▸ **What is required**
Wherever a line in the records below contains "subtitle", copy that line.
#### Entries shown
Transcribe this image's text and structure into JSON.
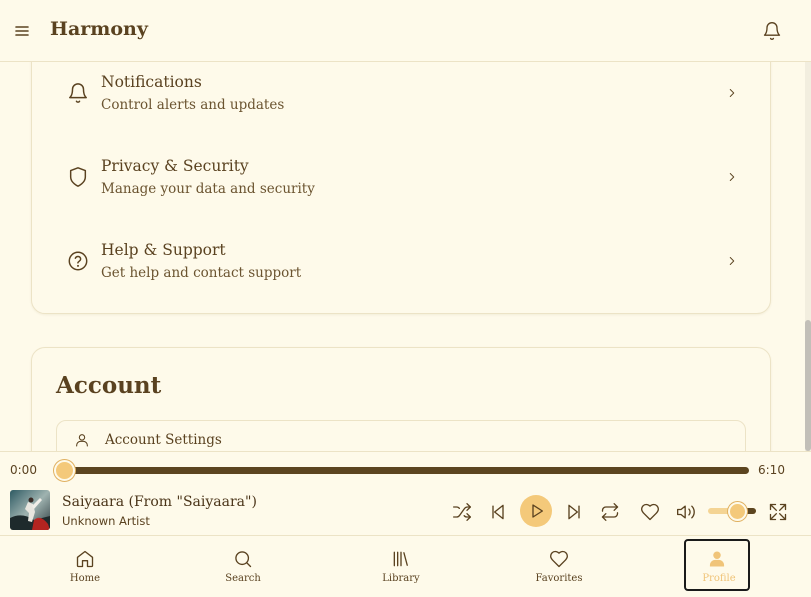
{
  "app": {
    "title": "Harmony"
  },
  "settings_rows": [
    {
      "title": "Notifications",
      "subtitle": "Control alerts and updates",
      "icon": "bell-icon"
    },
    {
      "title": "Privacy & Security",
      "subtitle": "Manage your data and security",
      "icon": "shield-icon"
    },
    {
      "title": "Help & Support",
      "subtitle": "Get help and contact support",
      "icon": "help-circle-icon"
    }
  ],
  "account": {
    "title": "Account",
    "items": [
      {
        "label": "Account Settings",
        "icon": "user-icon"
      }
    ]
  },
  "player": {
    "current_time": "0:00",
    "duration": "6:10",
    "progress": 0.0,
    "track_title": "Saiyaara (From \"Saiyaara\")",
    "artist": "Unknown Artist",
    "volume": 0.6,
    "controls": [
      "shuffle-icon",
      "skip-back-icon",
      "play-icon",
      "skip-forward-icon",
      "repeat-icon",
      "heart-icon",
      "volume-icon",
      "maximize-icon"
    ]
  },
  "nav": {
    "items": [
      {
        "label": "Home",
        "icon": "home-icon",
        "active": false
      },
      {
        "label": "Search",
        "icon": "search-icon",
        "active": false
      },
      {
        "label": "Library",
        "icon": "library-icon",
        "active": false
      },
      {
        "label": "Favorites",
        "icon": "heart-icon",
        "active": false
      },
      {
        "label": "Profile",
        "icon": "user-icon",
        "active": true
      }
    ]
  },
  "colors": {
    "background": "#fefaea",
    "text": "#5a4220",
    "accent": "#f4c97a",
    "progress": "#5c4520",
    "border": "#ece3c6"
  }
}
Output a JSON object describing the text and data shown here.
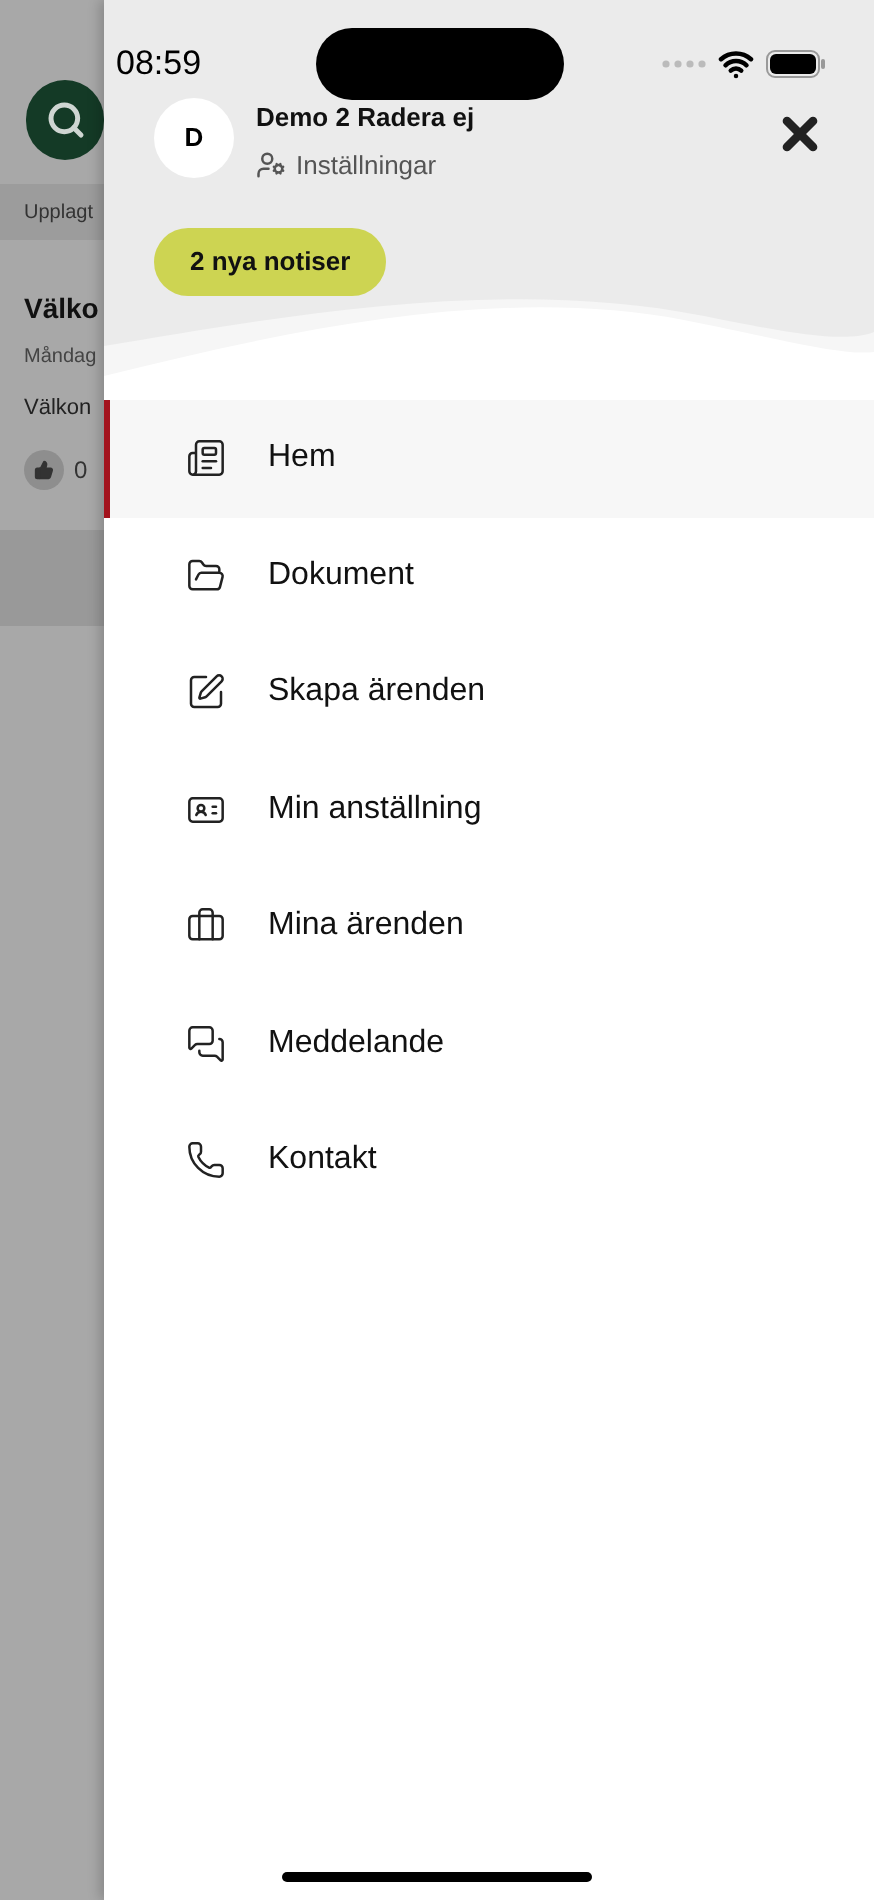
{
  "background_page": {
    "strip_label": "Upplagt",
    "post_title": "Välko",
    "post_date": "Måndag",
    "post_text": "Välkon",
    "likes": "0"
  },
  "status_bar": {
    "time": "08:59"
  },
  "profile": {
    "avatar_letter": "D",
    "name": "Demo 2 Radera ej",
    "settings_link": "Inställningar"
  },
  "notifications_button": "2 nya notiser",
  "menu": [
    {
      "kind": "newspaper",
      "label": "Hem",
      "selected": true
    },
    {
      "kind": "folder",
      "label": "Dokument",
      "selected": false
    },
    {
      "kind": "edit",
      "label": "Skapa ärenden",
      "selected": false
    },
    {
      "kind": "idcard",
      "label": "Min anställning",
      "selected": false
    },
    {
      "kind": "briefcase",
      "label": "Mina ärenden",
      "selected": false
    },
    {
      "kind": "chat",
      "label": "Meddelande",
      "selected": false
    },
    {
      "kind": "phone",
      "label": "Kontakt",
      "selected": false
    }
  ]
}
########
▸ **Answer to the exercise**
      "subtitle": "Control alerts and updates",
      "subtitle": "Manage your data and security",
      "subtitle": "Get help and contact support",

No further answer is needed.